Your assignment: Your task is to copy each line of the records that includes the string "JSON".

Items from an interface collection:
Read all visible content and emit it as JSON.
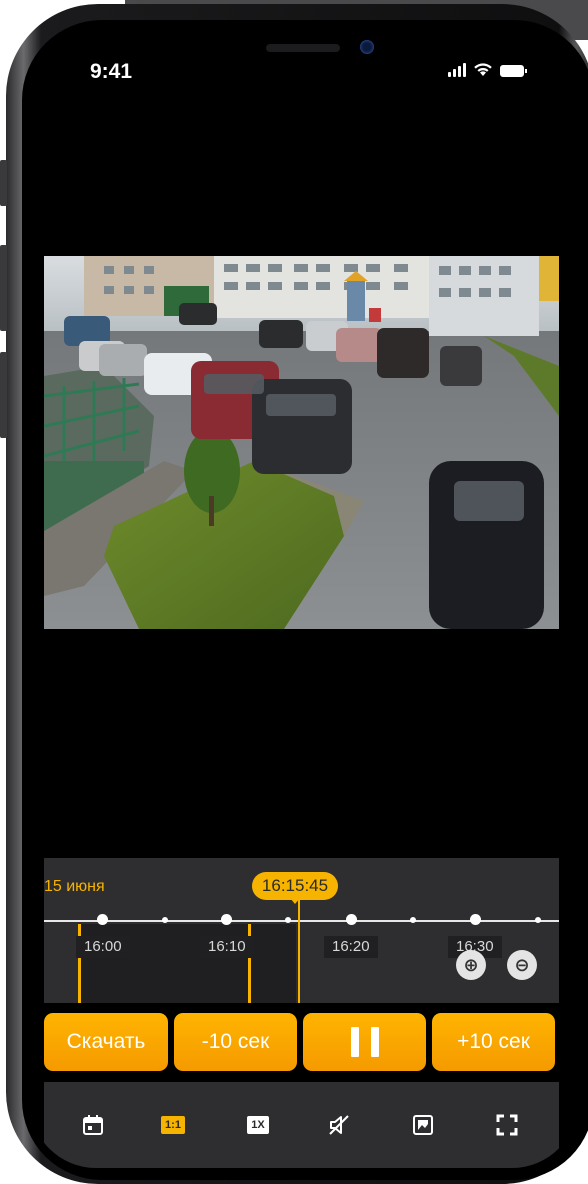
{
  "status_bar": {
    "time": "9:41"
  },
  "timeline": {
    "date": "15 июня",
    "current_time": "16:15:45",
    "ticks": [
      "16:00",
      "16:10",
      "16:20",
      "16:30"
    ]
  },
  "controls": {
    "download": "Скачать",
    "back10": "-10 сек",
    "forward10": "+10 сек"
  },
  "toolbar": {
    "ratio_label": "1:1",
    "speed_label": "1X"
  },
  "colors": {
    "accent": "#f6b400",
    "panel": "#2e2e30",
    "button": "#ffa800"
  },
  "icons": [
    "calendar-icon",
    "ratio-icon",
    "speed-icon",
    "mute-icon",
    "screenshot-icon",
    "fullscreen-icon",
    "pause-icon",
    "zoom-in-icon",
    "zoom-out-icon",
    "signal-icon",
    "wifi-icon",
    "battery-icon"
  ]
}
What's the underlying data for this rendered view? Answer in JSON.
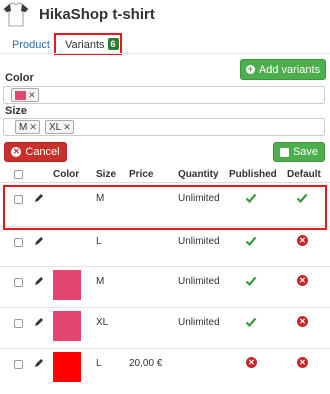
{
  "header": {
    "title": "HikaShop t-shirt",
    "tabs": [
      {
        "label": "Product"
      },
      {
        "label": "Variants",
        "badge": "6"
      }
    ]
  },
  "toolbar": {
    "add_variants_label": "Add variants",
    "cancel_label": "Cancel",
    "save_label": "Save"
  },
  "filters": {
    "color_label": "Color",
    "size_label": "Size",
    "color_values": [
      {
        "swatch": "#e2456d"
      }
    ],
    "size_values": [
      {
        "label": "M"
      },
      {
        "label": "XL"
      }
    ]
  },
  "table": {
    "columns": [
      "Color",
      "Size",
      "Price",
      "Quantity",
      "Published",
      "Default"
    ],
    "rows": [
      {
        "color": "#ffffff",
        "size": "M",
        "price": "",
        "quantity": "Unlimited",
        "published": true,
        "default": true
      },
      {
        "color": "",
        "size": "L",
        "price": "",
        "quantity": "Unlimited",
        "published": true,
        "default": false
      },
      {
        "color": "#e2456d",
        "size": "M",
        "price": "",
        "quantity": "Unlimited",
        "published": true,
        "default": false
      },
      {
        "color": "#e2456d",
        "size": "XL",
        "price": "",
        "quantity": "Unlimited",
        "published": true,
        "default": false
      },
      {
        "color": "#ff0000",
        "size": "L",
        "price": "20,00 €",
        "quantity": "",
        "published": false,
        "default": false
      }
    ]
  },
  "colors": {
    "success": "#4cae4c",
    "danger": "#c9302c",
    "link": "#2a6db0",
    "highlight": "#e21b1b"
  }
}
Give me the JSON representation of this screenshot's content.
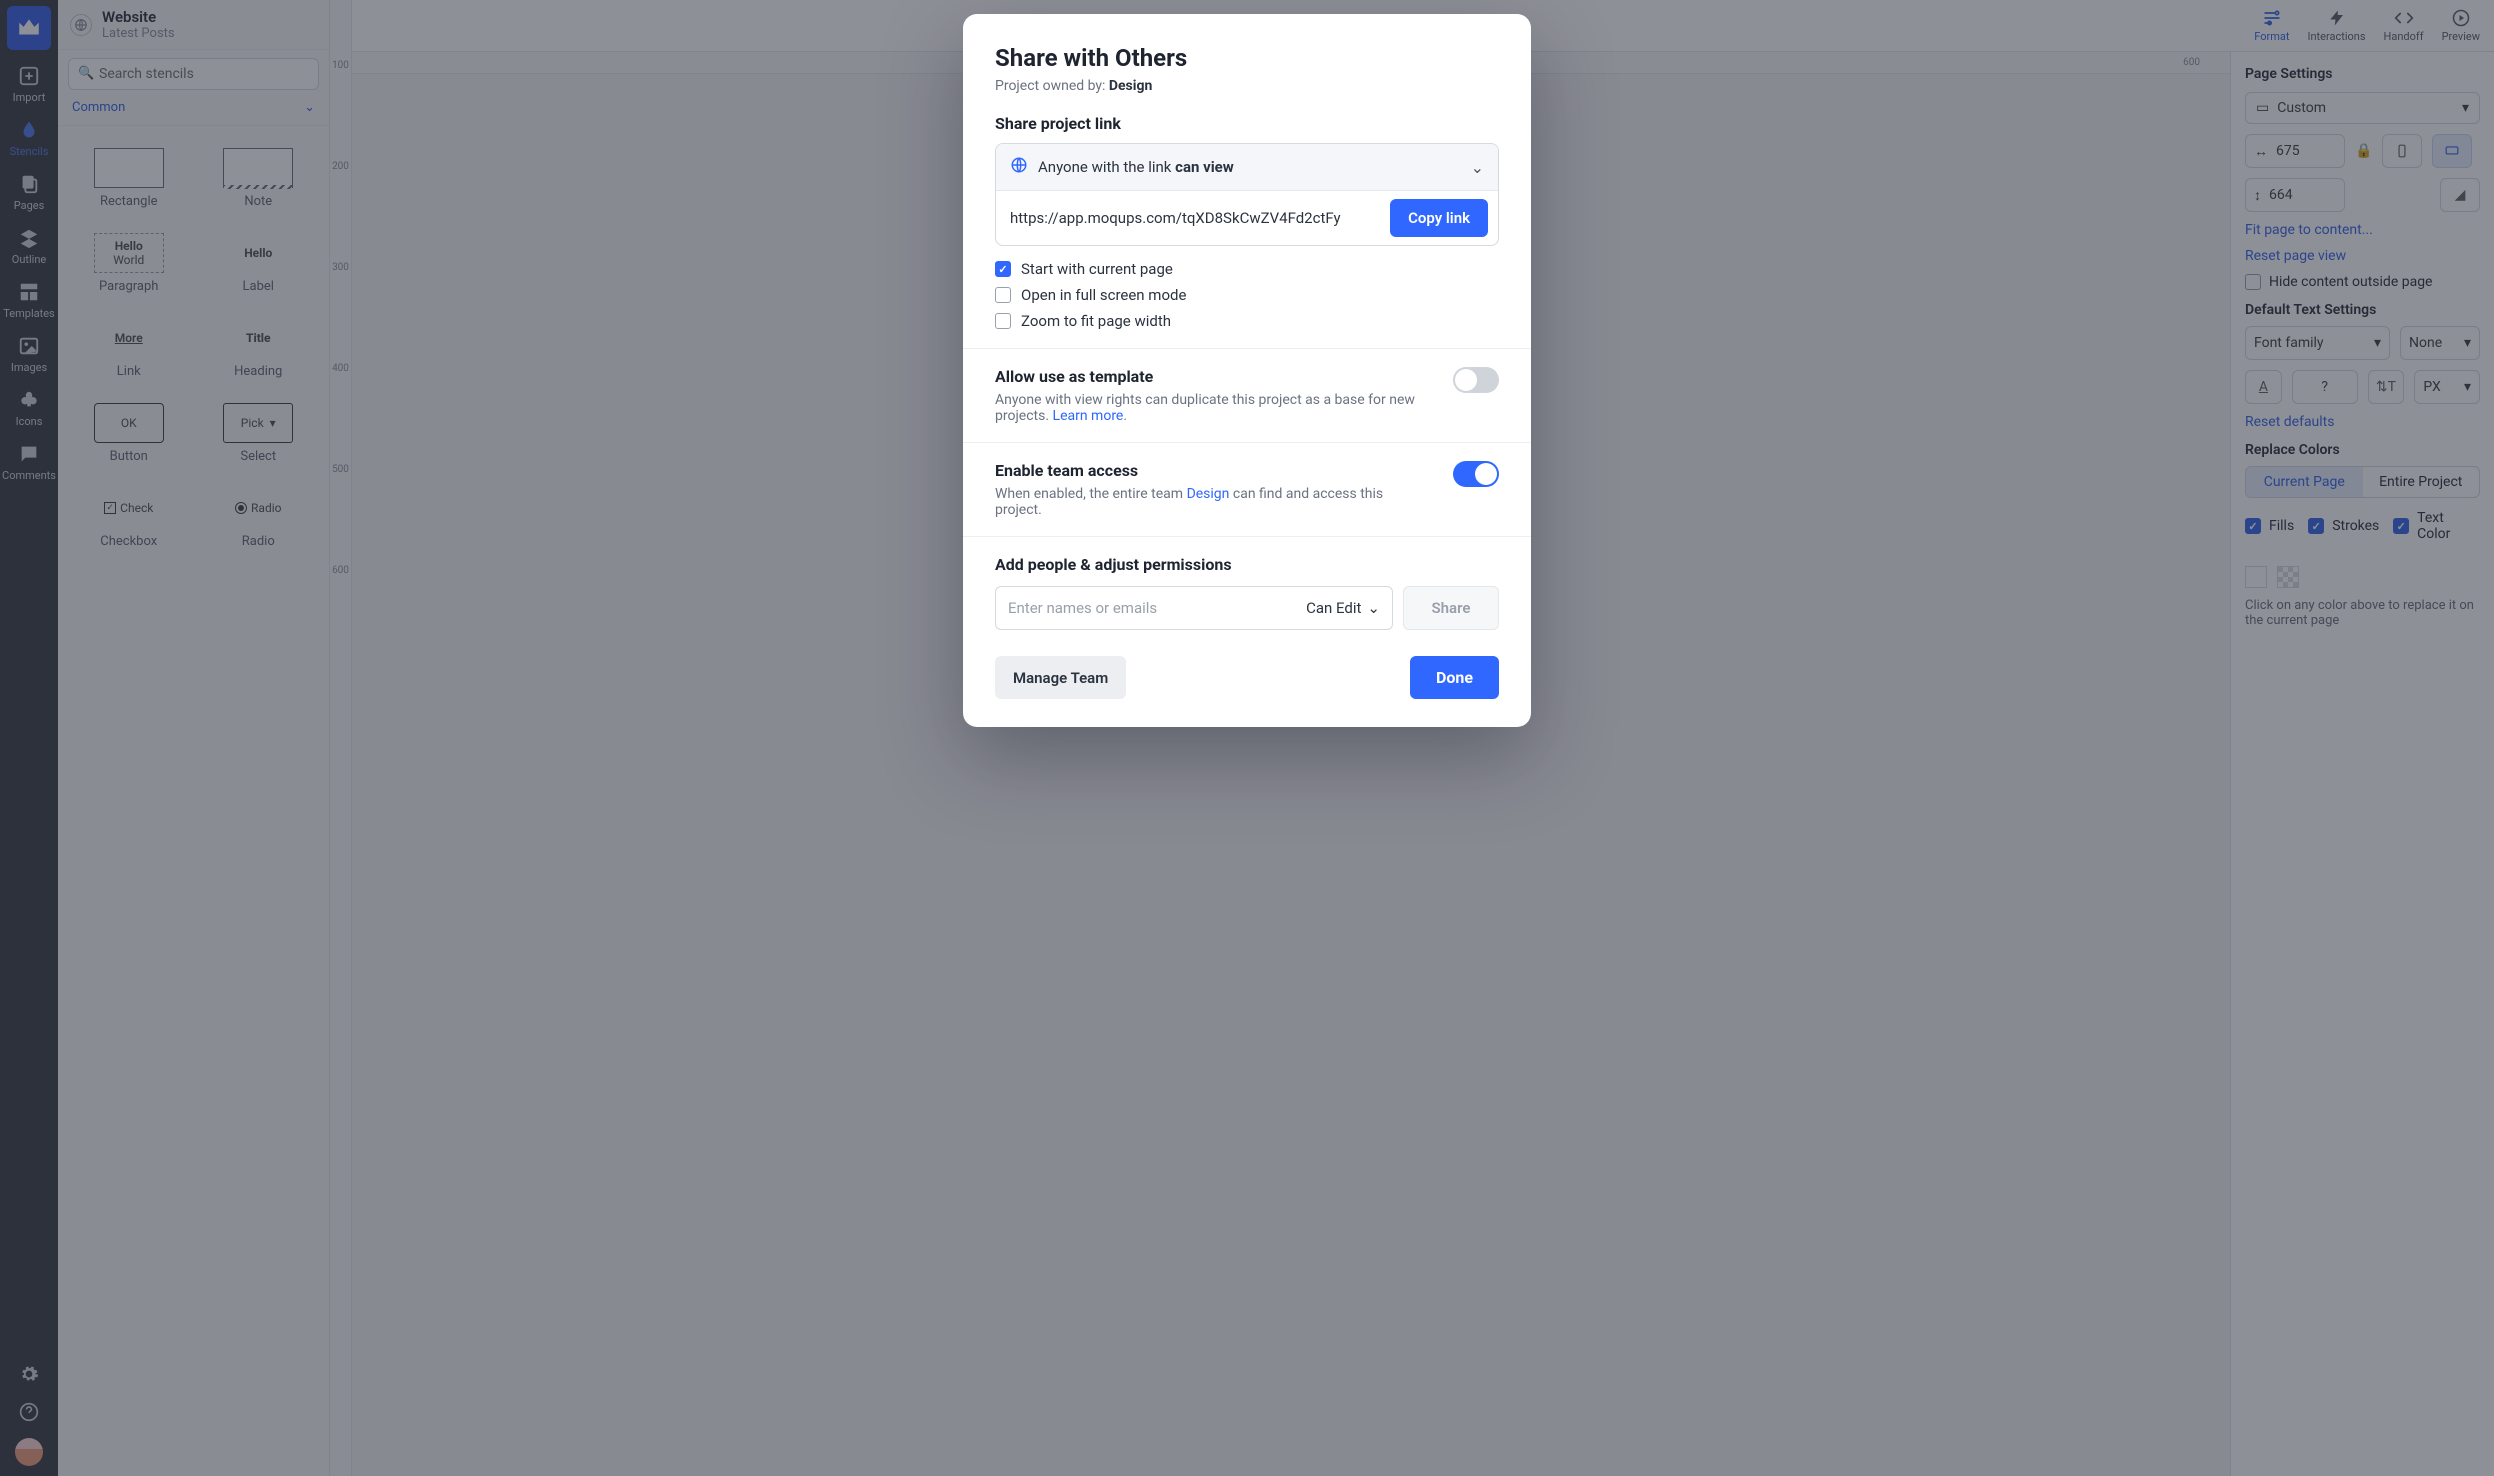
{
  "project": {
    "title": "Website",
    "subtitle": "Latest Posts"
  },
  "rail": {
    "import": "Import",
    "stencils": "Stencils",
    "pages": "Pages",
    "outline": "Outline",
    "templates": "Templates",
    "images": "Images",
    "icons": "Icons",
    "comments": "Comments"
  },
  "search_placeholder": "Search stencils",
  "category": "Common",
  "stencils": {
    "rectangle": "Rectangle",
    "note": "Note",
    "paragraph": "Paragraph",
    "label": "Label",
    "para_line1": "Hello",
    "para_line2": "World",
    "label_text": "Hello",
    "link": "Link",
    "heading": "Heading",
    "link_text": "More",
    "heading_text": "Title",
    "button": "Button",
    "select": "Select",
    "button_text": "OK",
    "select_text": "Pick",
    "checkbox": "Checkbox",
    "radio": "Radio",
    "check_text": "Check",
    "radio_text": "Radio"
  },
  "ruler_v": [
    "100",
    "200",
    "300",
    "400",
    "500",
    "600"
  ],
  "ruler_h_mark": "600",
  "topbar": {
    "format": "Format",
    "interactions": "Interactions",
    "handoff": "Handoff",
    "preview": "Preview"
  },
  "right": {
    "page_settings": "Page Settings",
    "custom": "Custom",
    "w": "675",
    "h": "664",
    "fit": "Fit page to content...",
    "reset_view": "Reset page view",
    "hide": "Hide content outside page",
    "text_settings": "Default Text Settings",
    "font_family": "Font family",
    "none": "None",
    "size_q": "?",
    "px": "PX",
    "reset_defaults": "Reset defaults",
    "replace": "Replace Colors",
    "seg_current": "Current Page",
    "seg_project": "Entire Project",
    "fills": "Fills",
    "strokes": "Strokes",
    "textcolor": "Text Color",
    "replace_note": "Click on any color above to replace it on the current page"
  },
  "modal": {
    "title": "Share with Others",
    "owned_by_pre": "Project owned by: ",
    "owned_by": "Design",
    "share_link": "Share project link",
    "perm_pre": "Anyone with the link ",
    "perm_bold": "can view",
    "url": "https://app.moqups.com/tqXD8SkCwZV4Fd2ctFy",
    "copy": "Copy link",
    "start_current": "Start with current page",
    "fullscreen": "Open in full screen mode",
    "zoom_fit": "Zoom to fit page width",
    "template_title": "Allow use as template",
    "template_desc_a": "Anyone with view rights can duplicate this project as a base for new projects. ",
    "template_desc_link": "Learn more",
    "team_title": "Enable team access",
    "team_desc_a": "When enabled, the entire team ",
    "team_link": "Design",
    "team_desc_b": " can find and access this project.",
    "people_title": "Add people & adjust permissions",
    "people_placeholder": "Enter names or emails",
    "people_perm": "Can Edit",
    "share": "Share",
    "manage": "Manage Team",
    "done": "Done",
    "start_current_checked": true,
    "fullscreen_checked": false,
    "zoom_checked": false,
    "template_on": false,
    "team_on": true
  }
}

Response:
Read all visible content and emit it as JSON.
What's the underlying data for this rendered view? Answer in JSON.
Give me the JSON representation of this screenshot's content.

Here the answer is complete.